Over at the Huffington Post, Marcia Yerman examines arguments surrounding the safety of breast implants, as presented in the documentary film “Absolutely Safe” — and efforts underway to require doctors to provide accurate information about breast implants.
Our Bodies Ourselves has teamed up with “Absolutely Safe” director Carol Ciancutti-Leyva and the film company Amaranth Productions to advocate for legislation that will require plastic surgeons to provide prospective patients with a booklet outlining the risks, complications and unknowns, along with alternatives to reconstructive breast implant surgery.
As Yerman notes, such legislation is not without precedent:
[The] model for legislation is a New York State Law (State of New York – Article 24-E, Section 2499w New York State law) that required the state’s Department of Health to publish a booklet that must be received by every woman considering a hysterectomy. It succinctly outlines risks, complications, alternative treatments, and recuperation expectations. Presently, the FDA has a guide on breast implants, but it is not legally mandated that prospective patients receive it. The “FDA Breast Implant Consumer Handbook” was published in 2004. Ciancutti-Leyva told me that the information reads as “a cautionary tale.” [...]
The need for informed consent was addressed as far back as 2000, in an editorial appearing in the Fall issue of The Journal of the American Medical Women’s Association. Written by Nancy Neveloff Dubler, LLB and Anna Schissel, JD, it was entitled “Women, Breasts, and the Failure of Informed Consent.” The authors examined whether “informed consent for breast augmentation is too fragile a reed to withstand the storm of commerce.”
You better believe opposition will be strong. Last year I discussed a marketing campaign by breast implant manufacturer Allergan that recasts augmentation surgery as a feminist act — a choice women can make for themselves. Allergan actually says its “empowering” women with information about size and shape options. The company has one goal in mind: to increase the number of breast implant procedures from 400,000 per year to more than 1 million.
If you really want to do something empowering, get involved with the informed consent campaign. Leave a comment on Marcia Yerman’s story (a good way to help promote the piece at Huffington Post). Visit the “Absolutely Safe” website for more information about what informed consent means, and check out the film’s trailer below.
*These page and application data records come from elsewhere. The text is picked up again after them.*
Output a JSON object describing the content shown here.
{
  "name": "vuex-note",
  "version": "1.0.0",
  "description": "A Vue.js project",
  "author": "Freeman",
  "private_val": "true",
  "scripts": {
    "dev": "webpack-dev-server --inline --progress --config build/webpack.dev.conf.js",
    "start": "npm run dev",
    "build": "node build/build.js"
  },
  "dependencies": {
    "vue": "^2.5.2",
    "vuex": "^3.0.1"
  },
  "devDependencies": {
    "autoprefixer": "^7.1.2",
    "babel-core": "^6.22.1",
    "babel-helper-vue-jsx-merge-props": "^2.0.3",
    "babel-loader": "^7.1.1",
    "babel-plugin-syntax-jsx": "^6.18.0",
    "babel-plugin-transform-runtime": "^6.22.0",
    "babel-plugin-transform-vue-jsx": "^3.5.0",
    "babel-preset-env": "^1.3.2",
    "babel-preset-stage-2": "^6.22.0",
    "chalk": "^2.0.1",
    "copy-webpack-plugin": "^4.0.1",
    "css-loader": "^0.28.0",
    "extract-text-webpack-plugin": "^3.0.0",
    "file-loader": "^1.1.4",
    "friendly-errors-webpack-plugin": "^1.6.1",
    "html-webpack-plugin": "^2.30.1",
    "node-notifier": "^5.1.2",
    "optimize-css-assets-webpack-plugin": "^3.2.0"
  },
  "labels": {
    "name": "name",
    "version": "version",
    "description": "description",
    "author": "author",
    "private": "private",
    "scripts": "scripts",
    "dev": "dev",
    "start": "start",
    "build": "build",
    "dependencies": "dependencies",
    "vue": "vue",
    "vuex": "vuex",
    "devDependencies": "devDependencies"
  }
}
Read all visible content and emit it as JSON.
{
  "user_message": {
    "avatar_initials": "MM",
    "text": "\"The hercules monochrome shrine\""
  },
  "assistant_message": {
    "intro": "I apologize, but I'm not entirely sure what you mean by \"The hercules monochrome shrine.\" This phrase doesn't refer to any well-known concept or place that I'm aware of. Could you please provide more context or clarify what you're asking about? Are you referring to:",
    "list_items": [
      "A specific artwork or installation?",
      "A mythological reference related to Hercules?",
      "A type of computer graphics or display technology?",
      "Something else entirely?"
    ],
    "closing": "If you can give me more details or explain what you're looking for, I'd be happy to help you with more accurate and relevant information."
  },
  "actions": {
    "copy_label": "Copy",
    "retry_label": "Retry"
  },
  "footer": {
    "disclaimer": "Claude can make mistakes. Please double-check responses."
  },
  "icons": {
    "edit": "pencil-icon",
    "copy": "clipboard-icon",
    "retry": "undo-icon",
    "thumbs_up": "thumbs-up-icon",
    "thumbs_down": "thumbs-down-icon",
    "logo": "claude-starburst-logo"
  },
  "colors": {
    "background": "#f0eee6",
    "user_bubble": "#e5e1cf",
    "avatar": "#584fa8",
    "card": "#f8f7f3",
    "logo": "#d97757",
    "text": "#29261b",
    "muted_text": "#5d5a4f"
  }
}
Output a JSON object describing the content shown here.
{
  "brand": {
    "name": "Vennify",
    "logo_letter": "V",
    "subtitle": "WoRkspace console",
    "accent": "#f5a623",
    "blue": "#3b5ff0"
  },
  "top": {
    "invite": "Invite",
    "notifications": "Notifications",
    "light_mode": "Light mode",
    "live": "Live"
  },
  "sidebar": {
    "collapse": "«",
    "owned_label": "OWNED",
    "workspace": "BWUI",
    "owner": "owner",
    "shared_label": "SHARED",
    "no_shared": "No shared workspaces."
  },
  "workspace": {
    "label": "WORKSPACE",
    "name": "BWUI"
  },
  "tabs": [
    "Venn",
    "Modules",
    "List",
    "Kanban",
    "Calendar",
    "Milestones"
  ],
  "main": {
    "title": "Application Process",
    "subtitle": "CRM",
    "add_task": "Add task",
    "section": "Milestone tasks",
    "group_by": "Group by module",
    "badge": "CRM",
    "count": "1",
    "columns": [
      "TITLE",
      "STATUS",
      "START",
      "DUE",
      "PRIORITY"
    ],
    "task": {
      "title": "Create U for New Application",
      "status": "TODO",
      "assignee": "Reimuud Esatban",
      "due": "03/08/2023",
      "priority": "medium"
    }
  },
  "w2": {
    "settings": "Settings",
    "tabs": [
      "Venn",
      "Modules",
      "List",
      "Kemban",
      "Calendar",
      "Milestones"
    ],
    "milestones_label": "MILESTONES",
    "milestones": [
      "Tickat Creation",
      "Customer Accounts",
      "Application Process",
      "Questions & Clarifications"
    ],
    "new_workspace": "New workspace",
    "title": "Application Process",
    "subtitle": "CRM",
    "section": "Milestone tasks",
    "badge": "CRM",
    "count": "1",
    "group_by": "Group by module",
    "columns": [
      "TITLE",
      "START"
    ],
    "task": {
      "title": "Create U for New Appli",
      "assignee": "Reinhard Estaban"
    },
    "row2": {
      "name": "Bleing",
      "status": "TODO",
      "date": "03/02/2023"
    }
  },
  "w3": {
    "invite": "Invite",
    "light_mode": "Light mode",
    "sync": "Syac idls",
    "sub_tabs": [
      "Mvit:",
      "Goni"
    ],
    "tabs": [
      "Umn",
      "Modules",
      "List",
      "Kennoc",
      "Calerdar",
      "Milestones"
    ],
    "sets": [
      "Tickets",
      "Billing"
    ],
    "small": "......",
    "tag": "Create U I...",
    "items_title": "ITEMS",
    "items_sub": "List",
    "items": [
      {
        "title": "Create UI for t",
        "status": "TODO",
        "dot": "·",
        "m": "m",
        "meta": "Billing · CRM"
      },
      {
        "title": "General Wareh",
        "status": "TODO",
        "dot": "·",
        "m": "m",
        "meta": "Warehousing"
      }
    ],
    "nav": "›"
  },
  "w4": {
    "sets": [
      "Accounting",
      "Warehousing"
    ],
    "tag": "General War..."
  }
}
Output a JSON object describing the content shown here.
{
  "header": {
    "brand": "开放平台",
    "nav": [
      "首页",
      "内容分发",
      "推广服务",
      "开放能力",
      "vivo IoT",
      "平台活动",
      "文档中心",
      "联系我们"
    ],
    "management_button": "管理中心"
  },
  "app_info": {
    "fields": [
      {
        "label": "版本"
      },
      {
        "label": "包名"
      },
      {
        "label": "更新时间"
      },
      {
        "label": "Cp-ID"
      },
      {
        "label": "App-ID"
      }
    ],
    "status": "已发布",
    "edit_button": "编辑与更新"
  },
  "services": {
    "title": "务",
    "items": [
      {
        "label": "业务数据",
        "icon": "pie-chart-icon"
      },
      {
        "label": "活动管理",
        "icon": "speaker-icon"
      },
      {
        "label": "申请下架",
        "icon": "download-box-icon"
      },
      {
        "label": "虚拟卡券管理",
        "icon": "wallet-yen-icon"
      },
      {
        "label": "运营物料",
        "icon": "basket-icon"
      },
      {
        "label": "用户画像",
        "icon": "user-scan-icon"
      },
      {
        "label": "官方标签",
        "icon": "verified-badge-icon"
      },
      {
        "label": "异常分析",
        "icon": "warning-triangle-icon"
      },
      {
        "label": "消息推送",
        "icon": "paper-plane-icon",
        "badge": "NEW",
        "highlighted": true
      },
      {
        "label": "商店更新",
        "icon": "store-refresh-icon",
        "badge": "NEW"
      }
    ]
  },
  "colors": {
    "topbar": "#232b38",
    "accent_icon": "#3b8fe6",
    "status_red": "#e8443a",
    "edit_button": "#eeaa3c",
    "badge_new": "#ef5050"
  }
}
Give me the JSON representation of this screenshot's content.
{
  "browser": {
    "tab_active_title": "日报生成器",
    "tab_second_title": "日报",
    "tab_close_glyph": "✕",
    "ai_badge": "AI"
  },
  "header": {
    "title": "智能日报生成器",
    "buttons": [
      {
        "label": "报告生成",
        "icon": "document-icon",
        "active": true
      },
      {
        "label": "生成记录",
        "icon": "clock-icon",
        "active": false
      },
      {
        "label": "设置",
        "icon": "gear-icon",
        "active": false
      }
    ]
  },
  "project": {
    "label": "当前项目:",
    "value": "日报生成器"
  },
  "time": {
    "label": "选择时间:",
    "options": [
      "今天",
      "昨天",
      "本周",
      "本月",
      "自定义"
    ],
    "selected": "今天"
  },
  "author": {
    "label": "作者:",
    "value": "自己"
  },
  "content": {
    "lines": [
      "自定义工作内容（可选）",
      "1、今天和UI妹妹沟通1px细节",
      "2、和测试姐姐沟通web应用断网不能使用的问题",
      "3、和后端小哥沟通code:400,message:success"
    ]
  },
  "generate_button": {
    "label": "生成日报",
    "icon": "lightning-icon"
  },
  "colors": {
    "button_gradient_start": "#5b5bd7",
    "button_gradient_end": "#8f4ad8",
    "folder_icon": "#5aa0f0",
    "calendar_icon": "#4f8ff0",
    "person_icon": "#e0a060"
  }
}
You might also want to bookmark Ciancutti-Leyva’s blog for the latest news about breast implant safety. Finally, the Politics of Women’s Health section of “Our Bodies, Ourselves” contains a good amount of information on breast implants, including articles and online resources.